In this Jan. 30, 2018, file photo, an employee of Aldi, right, takes an application from a job applicant at a JobNewsUSA job fair in Miami Lakes, Fla. On Friday, April 6, 2018, the U.S. government issues the March jobs report. (AP Photo/Lynne Sladky, File)

U.S. added modest 103K jobs in March; rate stays 4.1 percent

- Associated Press

U.S. employers added a modest 103,000 jobs in March after several months of robust gains, though the government's overall jobs report suggests that the labor market remains fundamentally healthy.

By last weekend, at least 2 million workers received bonuses, pay raises or other benefits from more than 130 companies as a result of the tax cuts. AT&T gave its 200,000 employees $1,000. The corporate tax rate fell to 21 percent. (Associated Press)

Big business backs Trump tax cuts with bonus payouts

- The Washington Times

House Minority Leader Nancy Pelosi has belittled the burgeoning number of tax cut bonuses handed out by employers to millions of employees as "crumbs," but to workers receiving them, it's welcome cash in their pockets.

Illustration of Arthur Laffer by Alexander Hunter/The Washington Times

An ode to the Laffer Curve

The unsung hero of the Republican Christmas gift of a tax cut is Arthur Laffer — the Reagan economist who helped devise the Gipper's tax reductions. Those tax cuts rebuilt the U.S. economy in the 1980s and pulled us out of the mini-depression of high inflation and unemployment in the late 1970s.

Sen. Orrin Hatch, R-Utah, gets on an elevator on Capitol Hill in Washington, Tuesday, Dec. 5, 2017. (AP Photo/Susan Walsh) ** FILE **

Republicans strike deal on tax package

- The Washington Times

Republican negotiators on Wednesday said they've managed to strike a deal on a $1.4 trillion tax-cut package and that they'll be prepared to send it to President Trump's desk next week.

Righting the Ship of Security Illustration by Greg Groesch/The Washington Times

A plan to save Social Security

It is no secret that what the major media seem to care most about is radically different from what concerns average Americans.
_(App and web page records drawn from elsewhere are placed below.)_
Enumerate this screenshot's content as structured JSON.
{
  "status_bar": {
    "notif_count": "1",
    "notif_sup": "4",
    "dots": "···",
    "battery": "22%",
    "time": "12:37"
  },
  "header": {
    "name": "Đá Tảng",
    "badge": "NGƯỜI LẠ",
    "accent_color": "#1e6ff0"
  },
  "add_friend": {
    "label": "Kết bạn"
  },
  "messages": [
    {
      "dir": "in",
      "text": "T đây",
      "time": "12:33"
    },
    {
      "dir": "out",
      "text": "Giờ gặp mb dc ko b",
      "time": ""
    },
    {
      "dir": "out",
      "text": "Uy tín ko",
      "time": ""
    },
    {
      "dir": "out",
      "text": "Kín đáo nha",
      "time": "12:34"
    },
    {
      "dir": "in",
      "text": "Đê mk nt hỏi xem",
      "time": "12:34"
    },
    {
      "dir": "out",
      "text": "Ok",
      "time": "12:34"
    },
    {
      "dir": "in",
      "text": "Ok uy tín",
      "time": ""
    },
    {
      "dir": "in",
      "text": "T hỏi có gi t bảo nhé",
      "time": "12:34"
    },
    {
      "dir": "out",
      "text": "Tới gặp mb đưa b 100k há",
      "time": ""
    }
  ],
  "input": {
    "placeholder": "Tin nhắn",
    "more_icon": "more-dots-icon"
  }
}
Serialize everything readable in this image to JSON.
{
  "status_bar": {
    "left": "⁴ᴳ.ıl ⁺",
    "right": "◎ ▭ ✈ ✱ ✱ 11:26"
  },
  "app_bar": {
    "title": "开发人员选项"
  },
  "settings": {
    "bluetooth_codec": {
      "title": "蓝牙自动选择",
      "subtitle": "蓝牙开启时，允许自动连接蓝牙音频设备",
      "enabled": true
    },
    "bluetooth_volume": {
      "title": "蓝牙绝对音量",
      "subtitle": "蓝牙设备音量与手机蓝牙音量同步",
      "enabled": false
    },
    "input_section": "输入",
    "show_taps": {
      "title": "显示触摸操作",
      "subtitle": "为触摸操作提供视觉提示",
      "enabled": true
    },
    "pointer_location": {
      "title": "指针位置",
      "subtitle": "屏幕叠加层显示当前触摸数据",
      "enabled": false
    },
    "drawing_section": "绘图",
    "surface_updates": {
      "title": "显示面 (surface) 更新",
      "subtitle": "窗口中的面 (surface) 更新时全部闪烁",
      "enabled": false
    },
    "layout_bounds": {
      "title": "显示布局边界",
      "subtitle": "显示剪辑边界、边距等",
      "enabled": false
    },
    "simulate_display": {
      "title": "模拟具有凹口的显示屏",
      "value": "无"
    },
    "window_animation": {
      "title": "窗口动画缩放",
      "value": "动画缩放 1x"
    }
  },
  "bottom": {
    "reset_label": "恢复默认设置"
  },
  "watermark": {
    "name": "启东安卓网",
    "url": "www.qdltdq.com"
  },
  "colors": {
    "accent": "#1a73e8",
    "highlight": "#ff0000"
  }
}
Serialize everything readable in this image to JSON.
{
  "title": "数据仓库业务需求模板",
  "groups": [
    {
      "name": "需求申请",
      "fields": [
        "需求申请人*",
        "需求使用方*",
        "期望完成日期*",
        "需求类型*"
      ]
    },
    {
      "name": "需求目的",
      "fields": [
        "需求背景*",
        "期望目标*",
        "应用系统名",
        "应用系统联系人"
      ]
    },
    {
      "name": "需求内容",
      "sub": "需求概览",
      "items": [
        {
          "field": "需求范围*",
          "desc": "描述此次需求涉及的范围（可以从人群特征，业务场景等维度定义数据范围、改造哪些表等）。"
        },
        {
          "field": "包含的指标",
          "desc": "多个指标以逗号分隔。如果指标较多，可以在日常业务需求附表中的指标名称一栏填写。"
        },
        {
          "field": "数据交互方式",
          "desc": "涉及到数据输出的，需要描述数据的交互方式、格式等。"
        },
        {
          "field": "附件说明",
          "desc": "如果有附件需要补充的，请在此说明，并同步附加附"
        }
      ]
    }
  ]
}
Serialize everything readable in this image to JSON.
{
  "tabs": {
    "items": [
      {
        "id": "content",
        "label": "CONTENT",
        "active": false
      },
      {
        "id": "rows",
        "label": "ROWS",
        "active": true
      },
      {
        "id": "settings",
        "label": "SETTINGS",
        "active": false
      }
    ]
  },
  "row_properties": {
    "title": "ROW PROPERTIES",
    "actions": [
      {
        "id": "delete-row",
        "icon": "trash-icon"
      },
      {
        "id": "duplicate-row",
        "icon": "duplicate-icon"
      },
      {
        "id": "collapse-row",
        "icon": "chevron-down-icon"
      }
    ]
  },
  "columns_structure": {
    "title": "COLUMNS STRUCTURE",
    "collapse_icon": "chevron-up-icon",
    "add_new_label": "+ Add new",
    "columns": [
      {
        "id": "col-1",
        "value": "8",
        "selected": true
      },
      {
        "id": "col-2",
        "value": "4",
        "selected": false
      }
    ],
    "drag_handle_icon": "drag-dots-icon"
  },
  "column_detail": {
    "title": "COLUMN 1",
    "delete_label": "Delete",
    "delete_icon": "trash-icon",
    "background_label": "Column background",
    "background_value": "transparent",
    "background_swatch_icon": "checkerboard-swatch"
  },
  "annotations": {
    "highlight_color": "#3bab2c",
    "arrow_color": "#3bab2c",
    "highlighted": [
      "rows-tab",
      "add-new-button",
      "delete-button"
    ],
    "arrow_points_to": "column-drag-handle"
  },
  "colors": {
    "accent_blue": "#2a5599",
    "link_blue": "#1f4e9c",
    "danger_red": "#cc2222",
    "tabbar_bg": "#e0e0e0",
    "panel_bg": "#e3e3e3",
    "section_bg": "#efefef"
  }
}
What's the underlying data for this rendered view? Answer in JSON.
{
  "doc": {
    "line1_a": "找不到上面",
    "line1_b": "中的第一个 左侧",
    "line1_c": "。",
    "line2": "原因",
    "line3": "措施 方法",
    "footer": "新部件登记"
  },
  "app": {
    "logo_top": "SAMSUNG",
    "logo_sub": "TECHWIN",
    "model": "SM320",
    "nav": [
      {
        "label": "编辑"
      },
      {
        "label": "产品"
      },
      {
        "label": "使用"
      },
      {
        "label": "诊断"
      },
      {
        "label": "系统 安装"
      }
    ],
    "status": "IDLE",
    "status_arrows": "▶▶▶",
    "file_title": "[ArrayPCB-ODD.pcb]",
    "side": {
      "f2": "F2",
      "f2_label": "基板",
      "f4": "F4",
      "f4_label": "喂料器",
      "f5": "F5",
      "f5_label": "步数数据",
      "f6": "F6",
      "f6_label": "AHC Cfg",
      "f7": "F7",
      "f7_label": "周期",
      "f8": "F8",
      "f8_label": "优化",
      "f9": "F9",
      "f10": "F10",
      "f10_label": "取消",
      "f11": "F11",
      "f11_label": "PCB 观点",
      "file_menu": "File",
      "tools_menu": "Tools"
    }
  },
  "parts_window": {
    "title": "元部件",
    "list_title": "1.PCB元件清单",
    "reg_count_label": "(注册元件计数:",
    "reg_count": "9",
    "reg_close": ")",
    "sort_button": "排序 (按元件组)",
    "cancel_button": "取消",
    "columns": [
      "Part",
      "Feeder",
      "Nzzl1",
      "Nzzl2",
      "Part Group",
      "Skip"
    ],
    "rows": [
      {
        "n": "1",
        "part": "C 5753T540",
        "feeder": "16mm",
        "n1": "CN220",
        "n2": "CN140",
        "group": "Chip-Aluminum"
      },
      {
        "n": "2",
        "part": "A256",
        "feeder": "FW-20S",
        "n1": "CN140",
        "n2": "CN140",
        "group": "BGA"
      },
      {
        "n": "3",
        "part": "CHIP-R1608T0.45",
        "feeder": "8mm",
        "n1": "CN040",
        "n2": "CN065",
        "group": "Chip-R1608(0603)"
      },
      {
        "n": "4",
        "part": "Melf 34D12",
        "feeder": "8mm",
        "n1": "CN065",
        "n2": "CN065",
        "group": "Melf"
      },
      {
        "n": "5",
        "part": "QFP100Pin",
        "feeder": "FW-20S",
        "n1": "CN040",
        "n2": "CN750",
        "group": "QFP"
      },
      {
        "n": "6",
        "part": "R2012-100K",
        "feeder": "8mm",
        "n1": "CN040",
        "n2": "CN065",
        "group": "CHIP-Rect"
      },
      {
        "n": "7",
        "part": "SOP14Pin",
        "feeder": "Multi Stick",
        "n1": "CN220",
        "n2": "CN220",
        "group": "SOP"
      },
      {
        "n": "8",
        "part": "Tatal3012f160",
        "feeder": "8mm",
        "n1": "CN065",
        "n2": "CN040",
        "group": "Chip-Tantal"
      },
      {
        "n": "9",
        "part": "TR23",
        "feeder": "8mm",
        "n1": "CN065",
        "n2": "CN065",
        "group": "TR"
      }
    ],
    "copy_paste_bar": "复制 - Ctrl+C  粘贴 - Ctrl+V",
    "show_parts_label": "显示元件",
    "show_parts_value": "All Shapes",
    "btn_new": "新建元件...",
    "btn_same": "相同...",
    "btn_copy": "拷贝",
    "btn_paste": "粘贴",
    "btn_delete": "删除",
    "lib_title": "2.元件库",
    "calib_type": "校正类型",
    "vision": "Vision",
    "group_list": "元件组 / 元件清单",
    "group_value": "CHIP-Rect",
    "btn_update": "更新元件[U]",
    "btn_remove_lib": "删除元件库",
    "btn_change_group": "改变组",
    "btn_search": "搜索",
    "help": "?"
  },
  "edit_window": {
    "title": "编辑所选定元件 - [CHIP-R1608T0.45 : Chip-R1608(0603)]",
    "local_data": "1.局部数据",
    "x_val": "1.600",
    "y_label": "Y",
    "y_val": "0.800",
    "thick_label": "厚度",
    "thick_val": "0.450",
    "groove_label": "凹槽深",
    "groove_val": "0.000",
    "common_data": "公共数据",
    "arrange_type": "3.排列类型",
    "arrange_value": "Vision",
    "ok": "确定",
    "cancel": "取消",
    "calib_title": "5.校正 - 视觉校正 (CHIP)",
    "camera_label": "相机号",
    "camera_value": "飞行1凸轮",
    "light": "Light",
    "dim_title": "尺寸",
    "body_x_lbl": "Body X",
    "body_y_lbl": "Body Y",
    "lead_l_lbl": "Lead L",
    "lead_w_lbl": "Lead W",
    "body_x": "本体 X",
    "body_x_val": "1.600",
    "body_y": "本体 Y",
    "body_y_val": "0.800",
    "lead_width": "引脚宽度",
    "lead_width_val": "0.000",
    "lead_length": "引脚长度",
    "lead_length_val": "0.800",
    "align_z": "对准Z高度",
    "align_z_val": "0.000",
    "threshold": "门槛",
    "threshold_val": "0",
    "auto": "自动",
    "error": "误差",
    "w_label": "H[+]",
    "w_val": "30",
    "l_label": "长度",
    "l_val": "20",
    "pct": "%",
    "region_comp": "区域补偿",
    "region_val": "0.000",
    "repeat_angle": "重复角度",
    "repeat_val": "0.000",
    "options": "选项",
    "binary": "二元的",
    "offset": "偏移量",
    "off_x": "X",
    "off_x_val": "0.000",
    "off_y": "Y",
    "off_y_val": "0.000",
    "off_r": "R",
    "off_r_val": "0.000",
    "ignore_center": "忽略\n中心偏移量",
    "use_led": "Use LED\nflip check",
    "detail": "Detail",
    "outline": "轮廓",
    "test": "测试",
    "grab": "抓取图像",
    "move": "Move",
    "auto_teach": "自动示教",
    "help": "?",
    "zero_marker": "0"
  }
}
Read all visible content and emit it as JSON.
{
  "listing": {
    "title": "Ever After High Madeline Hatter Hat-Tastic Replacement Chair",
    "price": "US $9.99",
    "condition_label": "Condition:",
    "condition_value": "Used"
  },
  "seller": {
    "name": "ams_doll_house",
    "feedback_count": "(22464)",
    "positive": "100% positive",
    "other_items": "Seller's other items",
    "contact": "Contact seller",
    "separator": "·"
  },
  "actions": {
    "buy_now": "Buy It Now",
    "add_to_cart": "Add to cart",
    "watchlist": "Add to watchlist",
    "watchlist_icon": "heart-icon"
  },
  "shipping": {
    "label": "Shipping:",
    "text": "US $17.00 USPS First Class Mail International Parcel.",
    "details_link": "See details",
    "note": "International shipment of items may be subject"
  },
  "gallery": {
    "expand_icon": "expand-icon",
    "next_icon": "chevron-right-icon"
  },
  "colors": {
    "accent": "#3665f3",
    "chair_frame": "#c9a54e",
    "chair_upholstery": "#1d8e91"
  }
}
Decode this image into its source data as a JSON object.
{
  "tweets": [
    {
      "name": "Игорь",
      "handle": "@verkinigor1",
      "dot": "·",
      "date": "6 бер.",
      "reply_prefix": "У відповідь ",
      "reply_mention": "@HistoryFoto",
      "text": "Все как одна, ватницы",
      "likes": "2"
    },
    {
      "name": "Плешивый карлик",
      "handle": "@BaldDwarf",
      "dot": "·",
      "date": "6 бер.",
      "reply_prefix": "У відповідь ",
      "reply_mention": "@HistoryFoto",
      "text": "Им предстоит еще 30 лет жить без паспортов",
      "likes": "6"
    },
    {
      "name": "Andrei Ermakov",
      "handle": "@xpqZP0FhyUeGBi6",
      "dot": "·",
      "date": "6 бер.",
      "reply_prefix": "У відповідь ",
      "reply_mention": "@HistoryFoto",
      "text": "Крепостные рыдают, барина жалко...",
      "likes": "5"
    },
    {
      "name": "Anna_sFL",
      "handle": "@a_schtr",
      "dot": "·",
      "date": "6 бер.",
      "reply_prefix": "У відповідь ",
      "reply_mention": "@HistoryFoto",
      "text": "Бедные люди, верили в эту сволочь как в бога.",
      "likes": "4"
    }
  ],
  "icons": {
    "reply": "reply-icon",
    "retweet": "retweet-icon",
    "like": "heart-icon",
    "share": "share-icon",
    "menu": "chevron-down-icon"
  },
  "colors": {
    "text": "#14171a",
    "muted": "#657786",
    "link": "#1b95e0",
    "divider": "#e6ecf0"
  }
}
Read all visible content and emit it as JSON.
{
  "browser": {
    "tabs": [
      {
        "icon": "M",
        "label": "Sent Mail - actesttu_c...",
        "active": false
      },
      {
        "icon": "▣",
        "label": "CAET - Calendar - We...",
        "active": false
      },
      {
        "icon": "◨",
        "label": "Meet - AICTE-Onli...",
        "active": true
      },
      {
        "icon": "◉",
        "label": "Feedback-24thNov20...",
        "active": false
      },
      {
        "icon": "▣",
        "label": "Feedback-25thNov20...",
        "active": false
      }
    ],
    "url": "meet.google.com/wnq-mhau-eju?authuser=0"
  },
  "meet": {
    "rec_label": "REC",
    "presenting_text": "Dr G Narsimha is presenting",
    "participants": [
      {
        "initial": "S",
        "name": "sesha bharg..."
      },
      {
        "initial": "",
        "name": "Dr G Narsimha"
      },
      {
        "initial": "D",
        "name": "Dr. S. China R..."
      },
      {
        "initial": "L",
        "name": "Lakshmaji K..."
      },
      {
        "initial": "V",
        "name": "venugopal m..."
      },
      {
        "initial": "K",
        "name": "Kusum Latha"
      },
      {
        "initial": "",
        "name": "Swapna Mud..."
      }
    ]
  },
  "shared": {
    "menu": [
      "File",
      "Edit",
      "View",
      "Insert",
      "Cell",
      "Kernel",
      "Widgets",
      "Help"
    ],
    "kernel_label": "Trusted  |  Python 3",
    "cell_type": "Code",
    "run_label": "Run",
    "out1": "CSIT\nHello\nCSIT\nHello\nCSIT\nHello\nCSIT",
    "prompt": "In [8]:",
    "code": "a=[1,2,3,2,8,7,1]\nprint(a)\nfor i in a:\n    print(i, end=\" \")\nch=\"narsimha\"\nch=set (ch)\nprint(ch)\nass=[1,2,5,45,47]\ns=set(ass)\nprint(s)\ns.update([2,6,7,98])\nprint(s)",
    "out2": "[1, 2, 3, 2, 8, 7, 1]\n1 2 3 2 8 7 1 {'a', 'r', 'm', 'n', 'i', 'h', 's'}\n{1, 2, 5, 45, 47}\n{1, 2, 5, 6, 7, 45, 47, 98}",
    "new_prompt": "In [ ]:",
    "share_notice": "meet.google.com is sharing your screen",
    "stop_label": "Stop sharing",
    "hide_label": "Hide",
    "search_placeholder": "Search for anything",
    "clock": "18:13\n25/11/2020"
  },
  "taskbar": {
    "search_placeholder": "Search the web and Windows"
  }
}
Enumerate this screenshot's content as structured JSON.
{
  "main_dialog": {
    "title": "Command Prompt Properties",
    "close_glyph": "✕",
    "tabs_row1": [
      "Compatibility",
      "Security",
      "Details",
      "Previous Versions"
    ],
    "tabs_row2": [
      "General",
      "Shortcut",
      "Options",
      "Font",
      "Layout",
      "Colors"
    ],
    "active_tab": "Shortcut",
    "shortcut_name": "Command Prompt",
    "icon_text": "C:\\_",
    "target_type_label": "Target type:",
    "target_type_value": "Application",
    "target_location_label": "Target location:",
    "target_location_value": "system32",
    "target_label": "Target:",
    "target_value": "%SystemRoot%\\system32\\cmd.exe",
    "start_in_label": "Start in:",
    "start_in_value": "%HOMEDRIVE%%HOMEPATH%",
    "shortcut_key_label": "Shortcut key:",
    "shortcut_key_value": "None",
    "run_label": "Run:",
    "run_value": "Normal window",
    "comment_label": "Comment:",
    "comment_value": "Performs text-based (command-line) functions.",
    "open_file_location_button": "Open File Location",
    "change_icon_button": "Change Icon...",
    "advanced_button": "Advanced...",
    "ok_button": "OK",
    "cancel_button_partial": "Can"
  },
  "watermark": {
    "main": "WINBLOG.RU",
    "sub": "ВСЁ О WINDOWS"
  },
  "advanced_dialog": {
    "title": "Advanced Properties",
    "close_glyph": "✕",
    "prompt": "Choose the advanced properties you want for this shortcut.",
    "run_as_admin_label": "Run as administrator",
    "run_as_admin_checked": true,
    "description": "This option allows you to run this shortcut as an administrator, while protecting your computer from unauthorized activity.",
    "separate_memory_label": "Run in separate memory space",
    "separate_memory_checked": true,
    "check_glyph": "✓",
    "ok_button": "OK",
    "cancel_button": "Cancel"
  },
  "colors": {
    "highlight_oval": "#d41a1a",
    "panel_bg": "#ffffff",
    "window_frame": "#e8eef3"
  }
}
While the inside-the-Beltway crowd continues to focus on alleged collusion between President Trump and Russia, real concerns like the future of Social Security are ignored.

Budget Director Mick Mulvaney holds up a copy of President Trump's proposed fiscal 2018 federal budget as he speaks to members of the media at the White House on Tuesday. (Associated Press)

Trump sends optimistic budget to pessimistic Congress

- The Washington Times

The White House's newly minted 2018 budget sprints toward balance over the next decade by counting on a major economic growth spurt to boost revenue and deep cuts on the spending side -- all of it enhanced by more than a few gimmicks and wildly optimistic assumptions.